#### [Records to process]
Start of Block
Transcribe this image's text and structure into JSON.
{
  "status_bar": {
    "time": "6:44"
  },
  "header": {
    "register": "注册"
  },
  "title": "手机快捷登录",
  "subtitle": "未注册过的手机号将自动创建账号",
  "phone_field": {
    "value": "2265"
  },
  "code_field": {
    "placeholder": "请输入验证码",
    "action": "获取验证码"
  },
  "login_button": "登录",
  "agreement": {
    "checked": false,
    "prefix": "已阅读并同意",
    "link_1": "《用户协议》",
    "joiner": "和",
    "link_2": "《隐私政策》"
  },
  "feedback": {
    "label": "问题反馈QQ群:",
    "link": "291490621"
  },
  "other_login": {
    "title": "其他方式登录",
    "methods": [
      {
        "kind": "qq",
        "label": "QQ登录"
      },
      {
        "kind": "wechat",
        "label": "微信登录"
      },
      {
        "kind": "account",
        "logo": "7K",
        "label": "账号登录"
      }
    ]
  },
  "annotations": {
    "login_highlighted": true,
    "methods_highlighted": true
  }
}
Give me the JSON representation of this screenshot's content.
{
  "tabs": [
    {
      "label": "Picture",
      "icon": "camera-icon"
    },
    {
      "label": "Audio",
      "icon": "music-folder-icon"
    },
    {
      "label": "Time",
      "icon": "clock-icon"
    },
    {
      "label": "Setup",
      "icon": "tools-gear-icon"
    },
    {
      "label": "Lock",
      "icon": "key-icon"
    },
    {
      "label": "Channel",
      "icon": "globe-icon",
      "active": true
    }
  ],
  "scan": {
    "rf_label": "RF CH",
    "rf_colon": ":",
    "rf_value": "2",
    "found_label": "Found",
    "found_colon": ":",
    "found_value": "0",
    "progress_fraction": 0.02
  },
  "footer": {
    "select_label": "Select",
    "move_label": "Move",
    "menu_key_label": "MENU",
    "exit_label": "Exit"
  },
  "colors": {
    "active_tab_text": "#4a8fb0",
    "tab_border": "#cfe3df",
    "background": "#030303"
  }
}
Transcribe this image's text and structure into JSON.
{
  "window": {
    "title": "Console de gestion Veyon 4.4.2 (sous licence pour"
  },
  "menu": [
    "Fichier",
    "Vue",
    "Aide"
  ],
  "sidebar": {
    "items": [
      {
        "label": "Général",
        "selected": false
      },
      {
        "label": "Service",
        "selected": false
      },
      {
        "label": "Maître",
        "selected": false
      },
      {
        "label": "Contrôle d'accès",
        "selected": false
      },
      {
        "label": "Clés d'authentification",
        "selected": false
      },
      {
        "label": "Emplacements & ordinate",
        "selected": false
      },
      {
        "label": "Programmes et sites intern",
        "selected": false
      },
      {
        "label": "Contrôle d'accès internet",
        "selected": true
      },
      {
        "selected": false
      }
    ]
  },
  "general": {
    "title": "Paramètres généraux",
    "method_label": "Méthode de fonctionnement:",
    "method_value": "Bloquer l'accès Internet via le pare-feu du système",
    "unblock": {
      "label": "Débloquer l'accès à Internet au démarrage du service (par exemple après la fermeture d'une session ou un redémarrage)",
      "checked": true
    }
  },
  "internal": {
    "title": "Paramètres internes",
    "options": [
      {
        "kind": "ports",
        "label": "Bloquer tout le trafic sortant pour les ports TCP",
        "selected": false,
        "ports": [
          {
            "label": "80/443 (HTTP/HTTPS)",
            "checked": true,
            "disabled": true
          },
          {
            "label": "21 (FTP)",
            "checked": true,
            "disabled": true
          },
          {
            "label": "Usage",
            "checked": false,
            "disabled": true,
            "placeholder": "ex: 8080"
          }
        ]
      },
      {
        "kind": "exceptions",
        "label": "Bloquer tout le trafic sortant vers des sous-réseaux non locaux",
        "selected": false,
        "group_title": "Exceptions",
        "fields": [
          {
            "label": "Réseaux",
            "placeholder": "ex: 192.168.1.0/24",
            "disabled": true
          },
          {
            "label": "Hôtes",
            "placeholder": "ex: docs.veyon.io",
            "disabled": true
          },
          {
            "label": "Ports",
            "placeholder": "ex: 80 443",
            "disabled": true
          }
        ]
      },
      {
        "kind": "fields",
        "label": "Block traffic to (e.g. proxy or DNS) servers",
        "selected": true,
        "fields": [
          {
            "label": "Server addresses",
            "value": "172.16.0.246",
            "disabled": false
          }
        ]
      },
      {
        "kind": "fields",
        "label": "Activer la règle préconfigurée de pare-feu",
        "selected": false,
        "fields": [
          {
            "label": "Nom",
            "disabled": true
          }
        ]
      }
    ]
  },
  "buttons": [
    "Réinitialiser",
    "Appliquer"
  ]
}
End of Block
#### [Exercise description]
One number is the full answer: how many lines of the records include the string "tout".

#### [Response area]
2